Hotel at a Glance: San Diego La Jolla Hotel
The newly restored hotel is located in San Diego's Golden Triangle, 15 miles from downtown San Diego and close to the Pacific Ocean's shores. At this upscale spot, you'll be able to choose from two new onsite restaurants, dive into the heated outdoor pool, or simply hang out in your posh room and enjoy the view.
- 15 miles from: downtown San Diego, and 13 miles from the San Diego Zoo
- Craft brews and local eats can be had at Amuse, the hotel's newly designed restaurant and bar. You can opt for a casual breakfast at the onsite Fresh restaurant.
- Splash into the heated outdoor pool, or soak up some California sun in a lounge chair on the sun deck.
- Chic rooms feature sleek wooden furnishings and sweeping views of La Jolla.

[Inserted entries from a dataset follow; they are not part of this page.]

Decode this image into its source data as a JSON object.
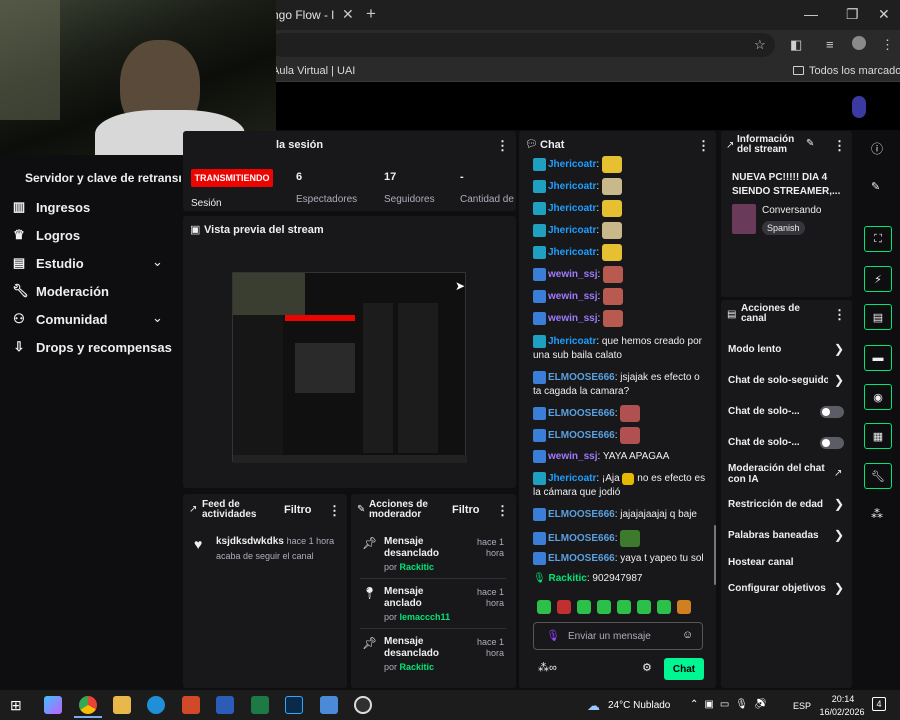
{
  "browser": {
    "tab_title": "ngo Flow - l",
    "new_tab": "+",
    "bookmark_1": "Aula Virtual | UAI",
    "all_bookmarks": "Todos los marcadores"
  },
  "sidebar": {
    "stream_key": "Servidor y clave de retransm",
    "items": [
      {
        "label": "Ingresos",
        "icon": "chart-bar-icon"
      },
      {
        "label": "Logros",
        "icon": "trophy-icon"
      },
      {
        "label": "Estudio",
        "icon": "film-icon"
      },
      {
        "label": "Moderación",
        "icon": "wrench-icon"
      },
      {
        "label": "Comunidad",
        "icon": "people-icon"
      },
      {
        "label": "Drops y recompensas",
        "icon": "drops-icon"
      }
    ]
  },
  "session": {
    "title": "la sesión",
    "live_badge": "TRANSMITIENDO",
    "session_label": "Sesión",
    "viewers": "6",
    "viewers_label": "Espectadores",
    "followers": "17",
    "followers_label": "Seguidores",
    "amount": "-",
    "amount_label": "Cantidad de"
  },
  "preview": {
    "title": "Vista previa del stream"
  },
  "feed": {
    "title_1": "Feed de",
    "title_2": "actividades",
    "filter": "Filtro",
    "user": "ksjdksdwkdks",
    "time": "hace 1 hora",
    "action": "acaba de seguir el canal"
  },
  "modactions": {
    "title_1": "Acciones de",
    "title_2": "moderador",
    "filter": "Filtro",
    "items": [
      {
        "line1": "Mensaje",
        "line2": "desanclado",
        "time1": "hace 1",
        "time2": "hora",
        "by": "por",
        "user": "Rackitic"
      },
      {
        "line1": "Mensaje",
        "line2": "anclado",
        "time1": "hace 1",
        "time2": "hora",
        "by": "por",
        "user": "lemaccch11"
      },
      {
        "line1": "Mensaje",
        "line2": "desanclado",
        "time1": "hace 1",
        "time2": "hora",
        "by": "por",
        "user": "Rackitic"
      }
    ]
  },
  "chat": {
    "title": "Chat",
    "messages": [
      {
        "user": "Jhericoatr",
        "text": "",
        "cls": "u-j"
      },
      {
        "user": "Jhericoatr",
        "text": "",
        "cls": "u-j"
      },
      {
        "user": "Jhericoatr",
        "text": "",
        "cls": "u-j"
      },
      {
        "user": "Jhericoatr",
        "text": "",
        "cls": "u-j"
      },
      {
        "user": "Jhericoatr",
        "text": "",
        "cls": "u-j"
      },
      {
        "user": "wewin_ssj",
        "text": "",
        "cls": "u-w"
      },
      {
        "user": "wewin_ssj",
        "text": "",
        "cls": "u-w"
      },
      {
        "user": "wewin_ssj",
        "text": "",
        "cls": "u-w"
      }
    ],
    "m9_user": "Jhericoatr",
    "m9_text1": ": que hemos creado por",
    "m9_text2": "una sub baila calato",
    "m10_user": "ELMOOSE666",
    "m10_text1": ": jsjajak es efecto o",
    "m10_text2": "ta cagada la camara?",
    "m11_user": "ELMOOSE666",
    "m12_user": "ELMOOSE666",
    "m13_user": "wewin_ssj",
    "m13_text": ": YAYA APAGAA",
    "m14_user": "Jhericoatr",
    "m14_text1": ": ¡Aja",
    "m14_text1b": "no es efecto es",
    "m14_text2": "la cámara que jodió",
    "m15_user": "ELMOOSE666",
    "m15_text": ": jajajajaajaj q baje",
    "m16_user": "ELMOOSE666",
    "m17_user": "ELMOOSE666",
    "m17_text": ": yaya t yapeo tu sol",
    "m18_user": "Rackitic",
    "m18_text": ": 902947987",
    "placeholder": "Enviar un mensaje",
    "send": "Chat"
  },
  "streaminfo": {
    "title_1": "Información",
    "title_2": "del stream",
    "stream_title_1": "NUEVA PC!!!!! DIA 4",
    "stream_title_2": "SIENDO STREAMER,...",
    "category": "Conversando",
    "language": "Spanish"
  },
  "channel_actions": {
    "title_1": "Acciones de",
    "title_2": "canal",
    "items": [
      {
        "label": "Modo lento",
        "type": "arrow"
      },
      {
        "label": "Chat de solo-seguido",
        "type": "arrow"
      },
      {
        "label": "Chat de solo-...",
        "type": "toggle"
      },
      {
        "label": "Chat de solo-...",
        "type": "toggle"
      },
      {
        "label": "Moderación del chat",
        "label2": "con IA",
        "type": "external"
      },
      {
        "label": "Restricción de edad",
        "type": "arrow"
      },
      {
        "label": "Palabras baneadas",
        "type": "arrow"
      },
      {
        "label": "Hostear canal",
        "type": "none"
      },
      {
        "label": "Configurar objetivos",
        "type": "arrow"
      }
    ]
  },
  "taskbar": {
    "weather": "24°C  Nublado",
    "lang": "ESP",
    "time": "20:14",
    "date": "16/02/2026",
    "notif": "4"
  },
  "colors": {
    "live": "#eb0400",
    "accent_green": "#00f593",
    "panel": "#18181b"
  }
}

- Don't miss an Aqua Adventures tour of one of the seven sea caves located a short drive from the hotel.
San Diego, California: Historical Attractions and Electric Nightlife in Southern California
San Diego's sunny, comfortably warm weather and 70 miles of coastline have long attracted vacationing out-of-towners, but the city's inland scene is no slouch, either. The Gaslamp Quarter is arguably one of the trendiest listings on the National Register of Historic Places. The area forms both the historic center of town and a hub of San Diego nightlife, with nearly 100 Victorian-era buildings now occupied by high-end boutiques, jewelers, and gourmet restaurants.

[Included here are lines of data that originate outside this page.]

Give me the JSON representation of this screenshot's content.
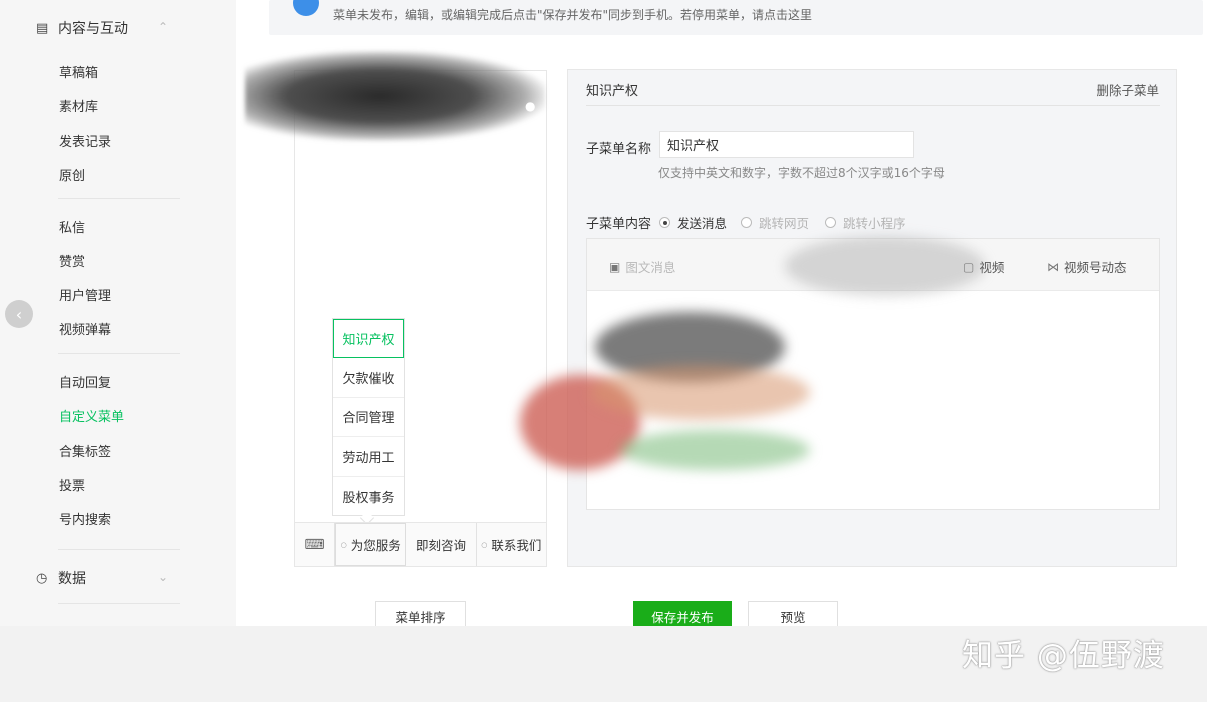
{
  "sidebar": {
    "section_content": {
      "label": "内容与互动",
      "icon": "document-icon"
    },
    "group1": [
      "草稿箱",
      "素材库",
      "发表记录",
      "原创"
    ],
    "group2": [
      "私信",
      "赞赏",
      "用户管理",
      "视频弹幕"
    ],
    "group3": [
      "自动回复",
      "自定义菜单",
      "合集标签",
      "投票",
      "号内搜索"
    ],
    "active_item": "自定义菜单",
    "section_data": {
      "label": "数据",
      "icon": "clock-icon"
    }
  },
  "notice": {
    "text": "菜单未发布，编辑，或编辑完成后点击\"保存并发布\"同步到手机。若停用菜单，请点击这里"
  },
  "phone": {
    "submenu": [
      "知识产权",
      "欠款催收",
      "合同管理",
      "劳动用工",
      "股权事务"
    ],
    "active_submenu": "知识产权",
    "menus": [
      "为您服务",
      "即刻咨询",
      "联系我们"
    ]
  },
  "editor": {
    "title": "知识产权",
    "delete_link": "删除子菜单",
    "name_label": "子菜单名称",
    "name_value": "知识产权",
    "name_hint": "仅支持中英文和数字，字数不超过8个汉字或16个字母",
    "content_label": "子菜单内容",
    "radios": [
      "发送消息",
      "跳转网页",
      "跳转小程序"
    ],
    "selected_radio": "发送消息",
    "tabs": [
      "图文消息",
      "视频",
      "视频号动态"
    ]
  },
  "buttons": {
    "sort": "菜单排序",
    "save_publish": "保存并发布",
    "preview": "预览"
  },
  "watermark": "知乎 @伍野渡",
  "colors": {
    "accent": "#07c160",
    "primary_button": "#1aad19",
    "info": "#3d8fe8"
  }
}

During the day, a stroll through iconic Balboa Park takes you past 17 separate museums, as well as the world-famous and much beloved San Diego Zoo. There's also the vibrant Spanish Village Art Center, a living gallery where local artists continuously produce pottery, handblown glass, and oil paintings for sale.
Farther north, in Old Town—site of the first European settlement in California—shops in Mission-style stucco buildings sell colorful wrestling masks, woven baskets, and maracas. Nearby stands The Whaley House Museum, dubbed one of the Most Terrifying Places in America by the Travel Channel. Ghosts of former residents are said to inhabit the rooms, which are filled with Victorian furniture, eerie dolls, and squeegees for ectoplasm cleanup.